== Prompt ==
Look through the data below, and copy each line that carries the word "VALENCIA".

== Records ==
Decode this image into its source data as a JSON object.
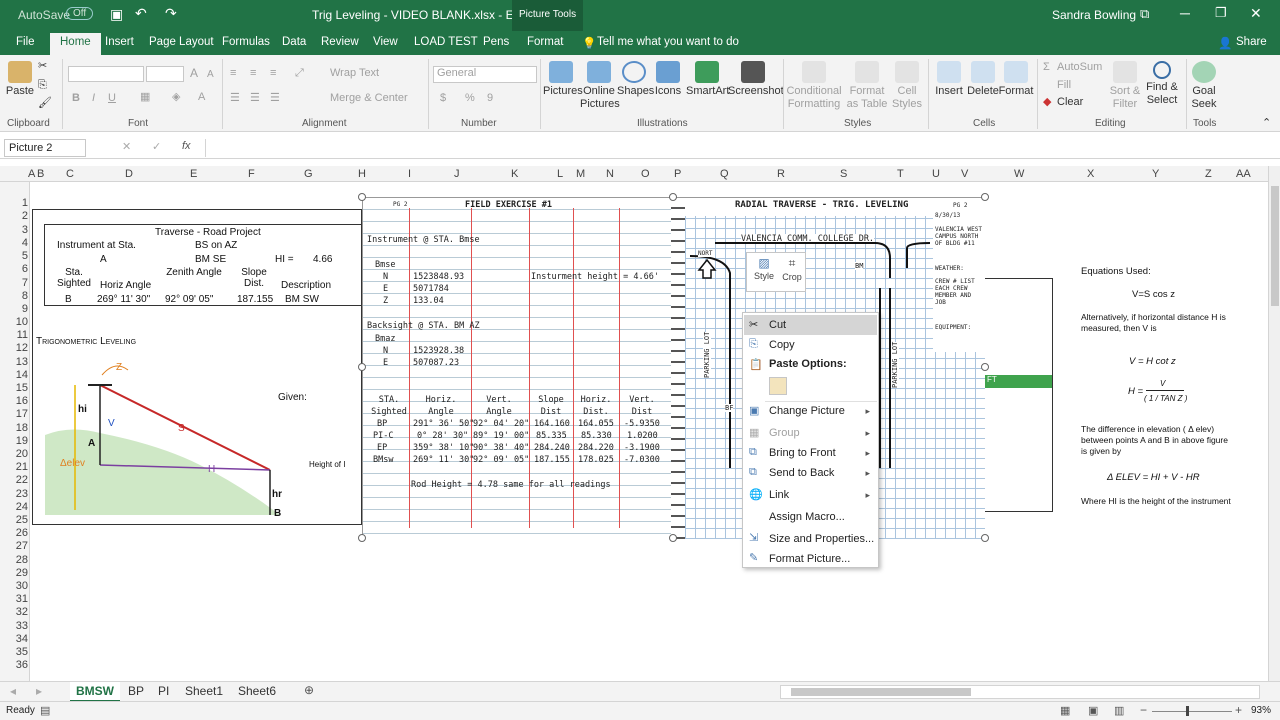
{
  "title_bar": {
    "autosave_label": "AutoSave",
    "autosave_state": "Off",
    "file_title": "Trig Leveling - VIDEO BLANK.xlsx - Excel",
    "context_tab": "Picture Tools",
    "user": "Sandra Bowling",
    "share": "Share"
  },
  "tabs": [
    "File",
    "Home",
    "Insert",
    "Page Layout",
    "Formulas",
    "Data",
    "Review",
    "View",
    "LOAD TEST",
    "Pens",
    "Format"
  ],
  "tell_me": "Tell me what you want to do",
  "ribbon": {
    "paste": "Paste",
    "font_size_up": "A",
    "font_size_down": "A",
    "bold": "B",
    "italic": "I",
    "underline": "U",
    "wrap_text": "Wrap Text",
    "merge_center": "Merge & Center",
    "number_format": "General",
    "percent": "%",
    "comma": "9",
    "pictures": "Pictures",
    "online_pictures": "Online Pictures",
    "shapes": "Shapes",
    "icons": "Icons",
    "smartart": "SmartArt",
    "screenshot": "Screenshot",
    "conditional_formatting": "Conditional Formatting",
    "format_as_table": "Format as Table",
    "cell_styles": "Cell Styles",
    "insert": "Insert",
    "delete": "Delete",
    "format": "Format",
    "autosum": "AutoSum",
    "fill": "Fill",
    "clear": "Clear",
    "sort_filter": "Sort & Filter",
    "find_select": "Find & Select",
    "goal_seek": "Goal Seek",
    "groups": {
      "clipboard": "Clipboard",
      "font": "Font",
      "alignment": "Alignment",
      "number": "Number",
      "illustrations": "Illustrations",
      "styles": "Styles",
      "cells": "Cells",
      "editing": "Editing",
      "tools": "Tools"
    }
  },
  "name_box": "Picture 2",
  "fx": "fx",
  "columns": [
    "A",
    "B",
    "C",
    "D",
    "E",
    "F",
    "G",
    "H",
    "I",
    "J",
    "K",
    "L",
    "M",
    "N",
    "O",
    "P",
    "Q",
    "R",
    "S",
    "T",
    "U",
    "V",
    "W",
    "X",
    "Y",
    "Z",
    "AA"
  ],
  "rows": [
    "1",
    "2",
    "3",
    "4",
    "5",
    "6",
    "7",
    "8",
    "9",
    "10",
    "11",
    "12",
    "13",
    "14",
    "15",
    "16",
    "17",
    "18",
    "19",
    "20",
    "21",
    "22",
    "23",
    "24",
    "25",
    "26",
    "27",
    "28",
    "29",
    "30",
    "31",
    "32",
    "33",
    "34",
    "35",
    "36"
  ],
  "sheet_table": {
    "title": "Traverse - Road Project",
    "instrument_at_sta": "Instrument at Sta.",
    "instrument_val": "A",
    "bs_on_az": "BS on AZ",
    "bs_val": "BM SE",
    "hi_label": "HI =",
    "hi_val": "4.66",
    "headers": [
      "Sta. Sighted",
      "Horiz Angle",
      "Zenith Angle",
      "Slope Dist.",
      "Description"
    ],
    "row": [
      "B",
      "269° 11' 30\"",
      "92° 09' 05\"",
      "187.155",
      "BM SW"
    ]
  },
  "trig_title": "Trigonometric Leveling",
  "given": "Given:",
  "height_text": "Height of I",
  "diagram_labels": [
    "Z",
    "hi",
    "A",
    "V",
    "S",
    "Δelev",
    "H",
    "hr",
    "B"
  ],
  "field_exercise": {
    "pg": "PG 2",
    "title": "FIELD EXERCISE #1",
    "instrument": "Instrument @ STA. Bmse",
    "bmse": "Bmse",
    "n_label": "N",
    "n_val": "1523848.93",
    "e_label": "E",
    "e_val": "5071784",
    "z_label": "Z",
    "z_val": "133.04",
    "inst_height": "Insturment height = 4.66'",
    "backsight": "Backsight @ STA. BM AZ",
    "bmaz": "Bmaz",
    "bn_val": "1523928.38",
    "be_val": "507087.23",
    "headers": [
      "STA. Sighted",
      "Horiz. Angle",
      "Vert. Angle",
      "Slope Dist",
      "Horiz. Dist.",
      "Vert. Dist"
    ],
    "rows": [
      [
        "BP",
        "291° 36' 50\"",
        "92° 04' 20\"",
        "164.160",
        "164.055",
        "-5.9350"
      ],
      [
        "PI-C",
        "0° 28' 30\"",
        "89° 19' 00\"",
        "85.335",
        "85.330",
        "1.0200"
      ],
      [
        "EP",
        "359° 38' 10\"",
        "90° 38' 40\"",
        "284.240",
        "284.220",
        "-3.1900"
      ],
      [
        "BMsw",
        "269° 11' 30\"",
        "92° 09' 05\"",
        "187.155",
        "178.025",
        "-7.0300"
      ]
    ],
    "rod_height": "Rod Height = 4.78 same for all readings"
  },
  "radial": {
    "title": "RADIAL TRAVERSE - TRIG. LEVELING",
    "pg": "PG 2",
    "date": "8/30/13",
    "college": "VALENCIA COMM. COLLEGE DR.",
    "location": "VALENCIA WEST CAMPUS NORTH OF BLDG #11",
    "weather": "WEATHER:",
    "crew": "CREW # LIST EACH CREW MEMBER AND JOB",
    "equipment": "EQUIPMENT:",
    "north": "NORT",
    "parking": "PARKING LOT",
    "bm": "BM",
    "bf": "BF",
    "ft": "FT"
  },
  "equations": {
    "used": "Equations Used:",
    "v": "V=S cos z",
    "alt": "Alternatively, if horizontal distance H is measured, then V is",
    "v2": "V = H cot z",
    "h": "H =",
    "h_num": "V",
    "h_den": "( 1 / TAN Z )",
    "diff": "The difference in elevation ( Δ elev) between points A and B in above figure is given by",
    "delev": "Δ ELEV = HI + V - HR",
    "where": "Where HI is the height of the instrument"
  },
  "mini_toolbar": {
    "style": "Style",
    "crop": "Crop"
  },
  "context_menu": {
    "cut": "Cut",
    "copy": "Copy",
    "paste_options": "Paste Options:",
    "change_picture": "Change Picture",
    "group": "Group",
    "bring_to_front": "Bring to Front",
    "send_to_back": "Send to Back",
    "link": "Link",
    "assign_macro": "Assign Macro...",
    "size_properties": "Size and Properties...",
    "format_picture": "Format Picture..."
  },
  "sheet_tabs": [
    "BMSW",
    "BP",
    "PI",
    "Sheet1",
    "Sheet6"
  ],
  "active_sheet": "BMSW",
  "status": {
    "ready": "Ready",
    "zoom": "93%"
  },
  "colors": {
    "excel_green": "#217346",
    "highlight": "#3fa34d"
  }
}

== Answer section ==
    "college": "VALENCIA COMM. COLLEGE DR.",
    "location": "VALENCIA WEST CAMPUS NORTH OF BLDG #11",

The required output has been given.